Breaking down your creative process is the first step in understanding how energy and resources are used in making your unique artwork, what waste is created in the process, and how that waste is disposed. Each step in the process can be calculated to help you make sustainable decisions.
All products used in making your artwork can be assessed for their environmental impact. Collectively, these materials make up list of products and the amounts used to come up with your artworks' overall footprint.
The impact of how you ship artwork is often overlooked in carbon calculations. It is important to know what it takes to get your work to its destination. Start with materials used in packing, transportation and and distance traveled.
Does the energy used to create your work come from coal, hydro, gas, solar, or wind? How many hours of energy do you use in your studio each week? When you investigate the sources of energy and time used, you can create a monthly measurement target.
Make a list of all the things you use in the studio—cleaning products, rags, solvents, tables, everything it takes to make your artwork. Just like your art materials, your studio supplies add to the manufacturing process and waste factors in overall CO2 measurement.

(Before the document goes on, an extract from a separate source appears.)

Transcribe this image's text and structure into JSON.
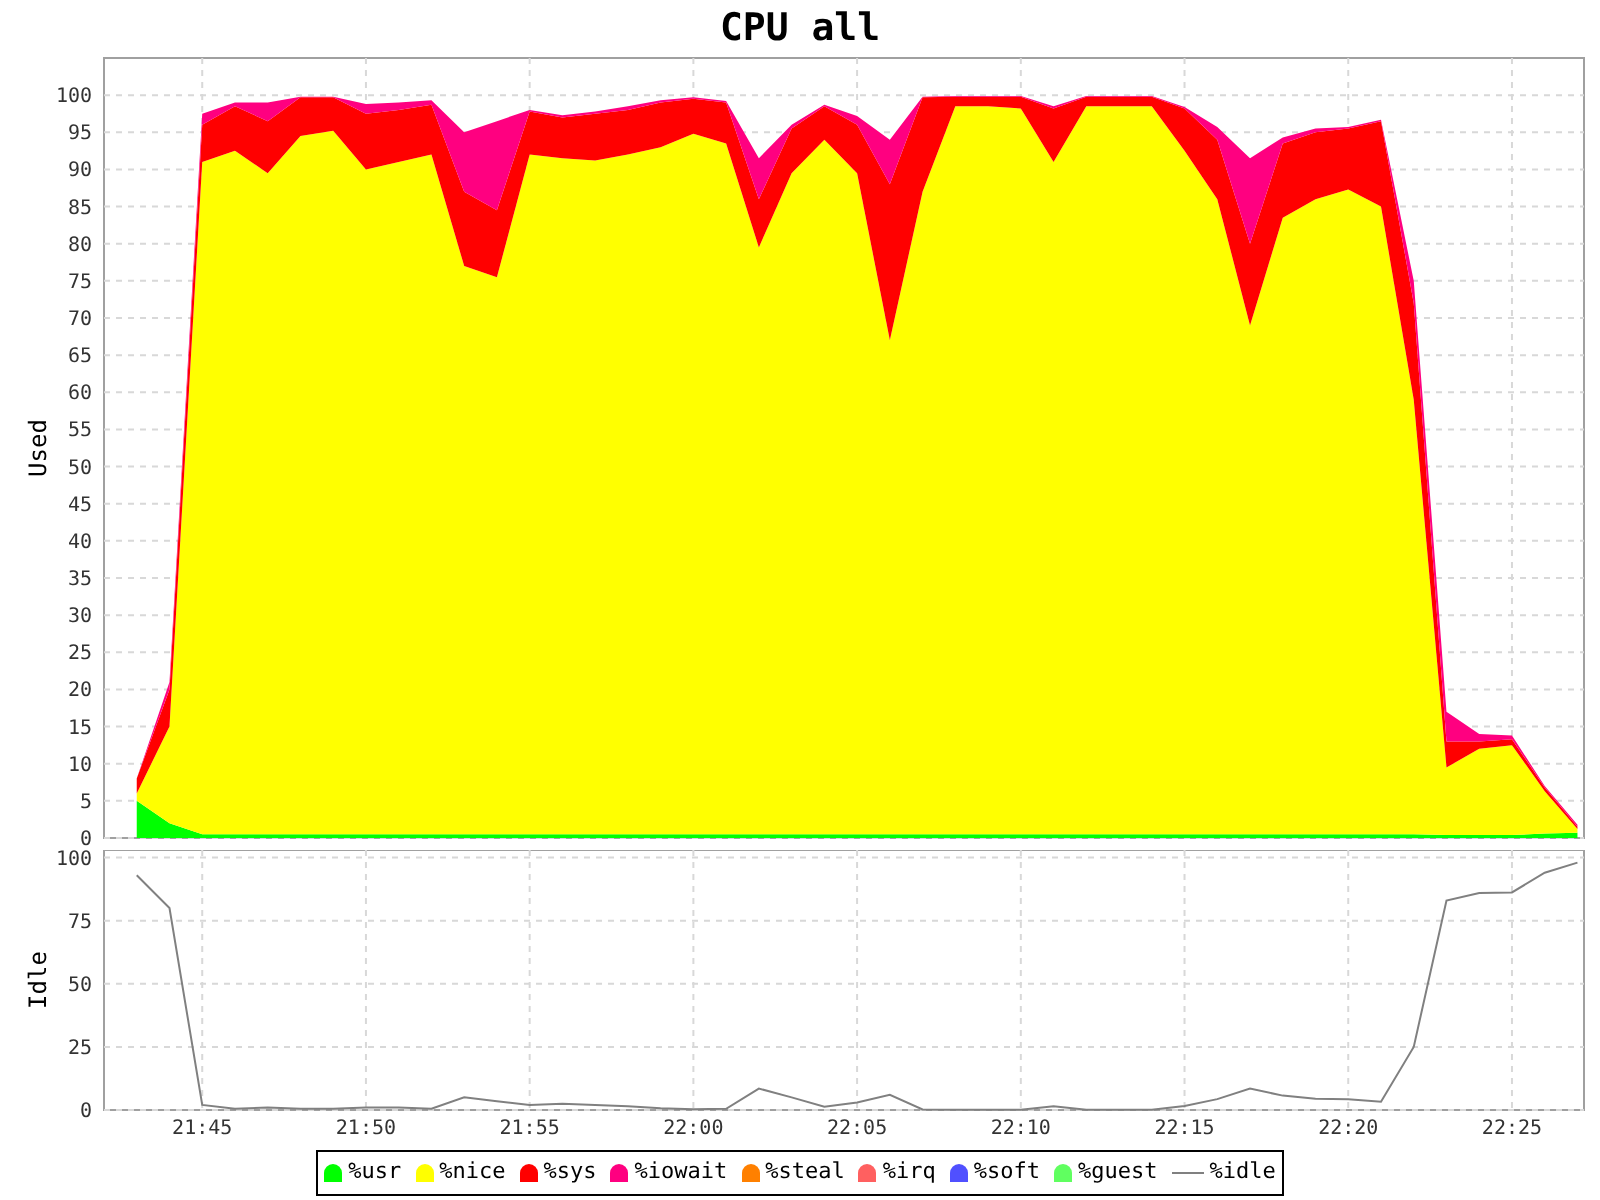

Landfill is a huge contributor to carbon emissions and harmful gasses. How much goes to the dump or is recycled depends on the art you make. How many pounds per month does your studio produce? How much is recycled? Calculate and make the shift!
When assessing your eating habits, consider driving time and groceries, dining out or getting take-out all contribute to your overall footprint.

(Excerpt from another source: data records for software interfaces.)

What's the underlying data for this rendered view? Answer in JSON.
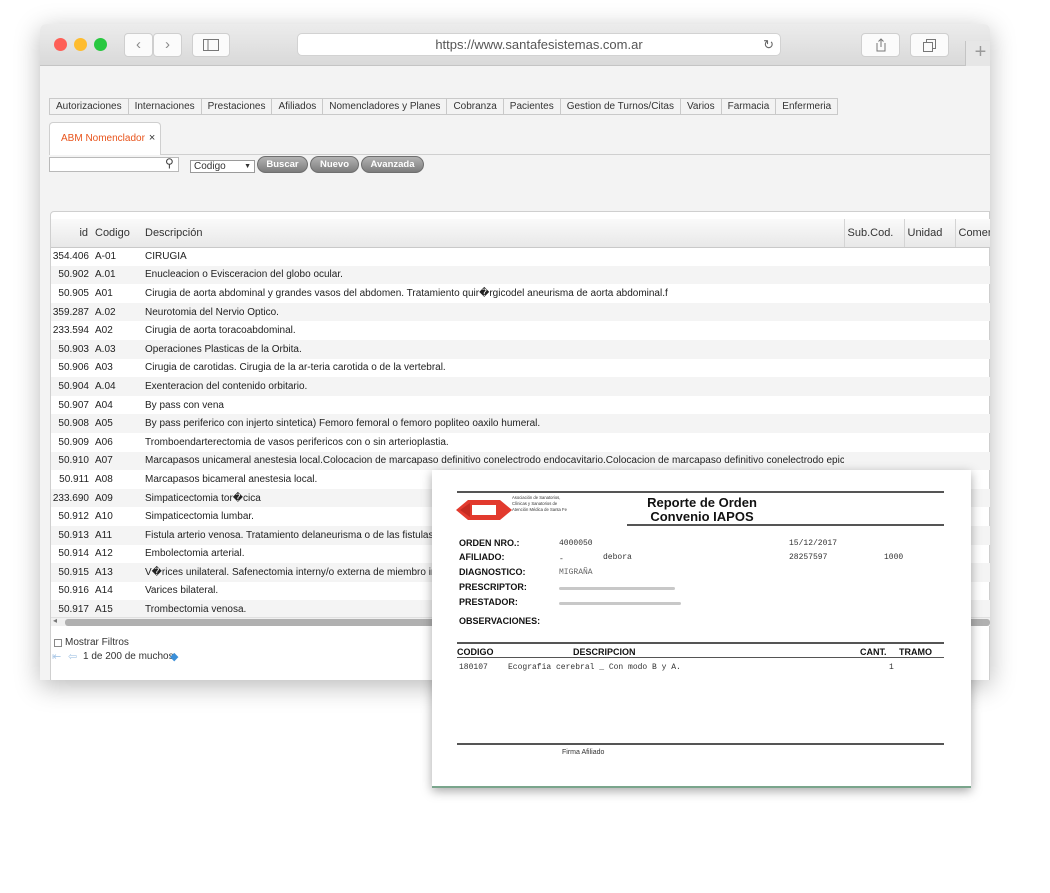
{
  "browser": {
    "url": "https://www.santafesistemas.com.ar",
    "colors": {
      "close": "#fe5f57",
      "minimize": "#febc2e",
      "zoom": "#28c840"
    },
    "icons": [
      "back-icon",
      "forward-icon",
      "sidebar-icon",
      "reload-icon",
      "share-icon",
      "tabs-icon",
      "new-tab-icon"
    ]
  },
  "menu": [
    "Autorizaciones",
    "Internaciones",
    "Prestaciones",
    "Afiliados",
    "Nomencladores y Planes",
    "Cobranza",
    "Pacientes",
    "Gestion de Turnos/Citas",
    "Varios",
    "Farmacia",
    "Enfermeria"
  ],
  "tab": {
    "label": "ABM Nomenclador",
    "close": "×",
    "accent": "#e8541c"
  },
  "toolbar": {
    "select_value": "Codigo",
    "buscar": "Buscar",
    "nuevo": "Nuevo",
    "avanzada": "Avanzada"
  },
  "grid": {
    "columns": [
      "id",
      "Codigo",
      "Descripción",
      "Sub.Cod.",
      "Unidad",
      "Comer"
    ],
    "rows": [
      [
        "354.406",
        "A-01",
        "CIRUGIA"
      ],
      [
        "50.902",
        "A.01",
        "Enucleacion o Evisceracion del globo ocular."
      ],
      [
        "50.905",
        "A01",
        "Cirugia de aorta abdominal y grandes vasos del abdomen. Tratamiento quir�rgicodel aneurisma de aorta abdominal.f"
      ],
      [
        "359.287",
        "A.02",
        "Neurotomia del Nervio Optico."
      ],
      [
        "233.594",
        "A02",
        "Cirugia de aorta toracoabdominal."
      ],
      [
        "50.903",
        "A.03",
        "Operaciones Plasticas de la Orbita."
      ],
      [
        "50.906",
        "A03",
        "Cirugia de carotidas. Cirugia de la ar-teria carotida o de la vertebral."
      ],
      [
        "50.904",
        "A.04",
        "Exenteracion del contenido orbitario."
      ],
      [
        "50.907",
        "A04",
        "By pass con vena"
      ],
      [
        "50.908",
        "A05",
        "By pass periferico con injerto sintetica) Femoro femoral o femoro popliteo oaxilo humeral."
      ],
      [
        "50.909",
        "A06",
        "Tromboendarterectomia de vasos perifericos con o sin arterioplastia."
      ],
      [
        "50.910",
        "A07",
        "Marcapasos unicameral anestesia local.Colocacion de marcapaso definitivo conelectrodo endocavitario.Colocacion de marcapaso definitivo conelectrodo epicardico.Col"
      ],
      [
        "50.911",
        "A08",
        "Marcapasos bicameral anestesia local."
      ],
      [
        "233.690",
        "A09",
        "Simpaticectomia tor�cica"
      ],
      [
        "50.912",
        "A10",
        "Simpaticectomia lumbar."
      ],
      [
        "50.913",
        "A11",
        "Fistula arterio venosa. Tratamiento delaneurisma o de las fistulas arte"
      ],
      [
        "50.914",
        "A12",
        "Embolectomia arterial."
      ],
      [
        "50.915",
        "A13",
        "V�rices unilateral. Safenectomia interny/o externa de miembro inferior"
      ],
      [
        "50.916",
        "A14",
        "Varices bilateral."
      ],
      [
        "50.917",
        "A15",
        "Trombectomia venosa."
      ]
    ]
  },
  "footer": {
    "filter_label": "Mostrar Filtros",
    "pagination": "1 de 200 de muchos"
  },
  "report": {
    "title_1": "Reporte de Orden",
    "title_2": "Convenio IAPOS",
    "org": "Asociación de Sanatorios, Clínicas y Sanatorios de Atención Médica de Santa Fe",
    "labels": {
      "orden": "ORDEN NRO.:",
      "afiliado": "AFILIADO:",
      "diagnostico": "DIAGNOSTICO:",
      "prescriptor": "PRESCRIPTOR:",
      "prestador": "PRESTADOR:",
      "observaciones": "OBSERVACIONES:"
    },
    "values": {
      "orden": "4000050",
      "fecha": "15/12/2017",
      "afiliado_sep": "-",
      "afiliado_nombre": "debora",
      "afiliado_doc": "28257597",
      "afiliado_num": "1000",
      "diagnostico": "MIGRAÑA"
    },
    "table_headers": [
      "CODIGO",
      "DESCRIPCION",
      "CANT.",
      "TRAMO"
    ],
    "item": {
      "codigo": "180107",
      "descripcion": "Ecografia cerebral _ Con modo B y A.",
      "cant": "1"
    },
    "signature": "Firma Afiliado"
  }
}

Take stock of what you have, what you really use, and what you truly need. You can measure items for its CO2 emissions and always choose eco-friendly.
Trains, planes, cars, and buses all contribute to your carbon footprint. Modes of travel can be calculated by distance and energy source for accurately measuring emissions.